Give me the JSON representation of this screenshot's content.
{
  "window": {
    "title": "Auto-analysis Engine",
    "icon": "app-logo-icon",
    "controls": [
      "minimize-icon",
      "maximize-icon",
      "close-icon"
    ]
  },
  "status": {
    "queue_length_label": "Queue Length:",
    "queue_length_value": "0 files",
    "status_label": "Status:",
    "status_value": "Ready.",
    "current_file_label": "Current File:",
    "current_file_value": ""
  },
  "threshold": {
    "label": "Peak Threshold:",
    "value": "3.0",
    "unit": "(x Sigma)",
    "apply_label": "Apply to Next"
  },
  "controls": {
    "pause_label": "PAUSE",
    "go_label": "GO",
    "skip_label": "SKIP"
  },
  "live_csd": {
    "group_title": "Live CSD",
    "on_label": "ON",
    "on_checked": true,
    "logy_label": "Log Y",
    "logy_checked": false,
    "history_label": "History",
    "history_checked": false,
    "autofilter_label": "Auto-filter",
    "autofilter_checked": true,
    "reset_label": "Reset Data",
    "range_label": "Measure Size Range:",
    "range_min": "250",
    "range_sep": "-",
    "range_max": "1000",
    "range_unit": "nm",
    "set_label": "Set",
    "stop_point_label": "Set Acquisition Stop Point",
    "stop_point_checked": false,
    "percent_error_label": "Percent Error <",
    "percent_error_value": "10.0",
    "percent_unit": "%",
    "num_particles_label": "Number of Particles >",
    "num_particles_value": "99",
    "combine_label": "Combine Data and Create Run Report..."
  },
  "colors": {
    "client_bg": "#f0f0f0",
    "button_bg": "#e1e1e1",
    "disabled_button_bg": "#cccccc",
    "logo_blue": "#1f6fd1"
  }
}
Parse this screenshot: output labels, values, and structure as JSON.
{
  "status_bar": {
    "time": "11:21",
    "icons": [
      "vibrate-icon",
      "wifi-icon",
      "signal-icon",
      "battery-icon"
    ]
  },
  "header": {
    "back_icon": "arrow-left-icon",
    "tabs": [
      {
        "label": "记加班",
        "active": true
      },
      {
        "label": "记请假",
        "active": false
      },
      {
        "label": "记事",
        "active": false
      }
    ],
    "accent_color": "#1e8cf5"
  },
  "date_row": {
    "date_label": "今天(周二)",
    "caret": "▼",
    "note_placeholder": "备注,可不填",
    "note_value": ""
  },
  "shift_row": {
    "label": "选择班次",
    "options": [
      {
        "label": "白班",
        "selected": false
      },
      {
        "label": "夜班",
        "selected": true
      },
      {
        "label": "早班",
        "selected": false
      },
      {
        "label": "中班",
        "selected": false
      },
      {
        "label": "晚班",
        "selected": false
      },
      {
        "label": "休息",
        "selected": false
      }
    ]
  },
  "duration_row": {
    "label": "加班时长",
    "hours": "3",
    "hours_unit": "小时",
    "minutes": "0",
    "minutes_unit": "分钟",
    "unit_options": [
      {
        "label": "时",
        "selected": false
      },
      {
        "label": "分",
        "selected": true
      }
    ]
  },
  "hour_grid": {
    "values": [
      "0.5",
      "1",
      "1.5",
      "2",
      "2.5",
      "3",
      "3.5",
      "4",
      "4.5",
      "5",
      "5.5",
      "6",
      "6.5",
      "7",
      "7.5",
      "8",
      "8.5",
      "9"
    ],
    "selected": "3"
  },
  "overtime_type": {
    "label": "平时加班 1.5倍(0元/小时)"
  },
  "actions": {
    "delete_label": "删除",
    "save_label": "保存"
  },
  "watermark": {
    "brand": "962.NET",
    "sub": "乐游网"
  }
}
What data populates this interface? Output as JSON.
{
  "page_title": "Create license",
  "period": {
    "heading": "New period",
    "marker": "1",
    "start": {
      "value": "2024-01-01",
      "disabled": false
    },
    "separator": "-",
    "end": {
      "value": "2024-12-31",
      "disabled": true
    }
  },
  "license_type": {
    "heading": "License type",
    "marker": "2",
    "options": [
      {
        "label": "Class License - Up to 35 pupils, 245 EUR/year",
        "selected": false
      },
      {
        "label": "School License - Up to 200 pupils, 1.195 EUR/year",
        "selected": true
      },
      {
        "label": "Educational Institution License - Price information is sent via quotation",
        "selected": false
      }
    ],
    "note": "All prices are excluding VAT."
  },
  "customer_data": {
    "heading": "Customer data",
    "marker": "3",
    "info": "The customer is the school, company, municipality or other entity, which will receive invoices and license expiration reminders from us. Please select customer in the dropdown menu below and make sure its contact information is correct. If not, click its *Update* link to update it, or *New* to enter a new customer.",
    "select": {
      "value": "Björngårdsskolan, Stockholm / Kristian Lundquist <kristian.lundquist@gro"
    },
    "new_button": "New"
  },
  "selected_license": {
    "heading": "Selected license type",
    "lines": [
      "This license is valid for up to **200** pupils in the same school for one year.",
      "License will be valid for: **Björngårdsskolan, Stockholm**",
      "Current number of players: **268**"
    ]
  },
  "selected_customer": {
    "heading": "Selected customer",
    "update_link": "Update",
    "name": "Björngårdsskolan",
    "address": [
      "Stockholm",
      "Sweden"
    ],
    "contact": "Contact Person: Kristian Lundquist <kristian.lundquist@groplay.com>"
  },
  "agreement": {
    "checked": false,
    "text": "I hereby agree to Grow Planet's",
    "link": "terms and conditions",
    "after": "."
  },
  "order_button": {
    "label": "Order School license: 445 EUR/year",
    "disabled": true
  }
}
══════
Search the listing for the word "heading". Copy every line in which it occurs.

#### Task output:
    "heading": "New period",
    "heading": "License type",
    "heading": "Customer data",
    "heading": "Selected license type",
    "heading": "Selected customer",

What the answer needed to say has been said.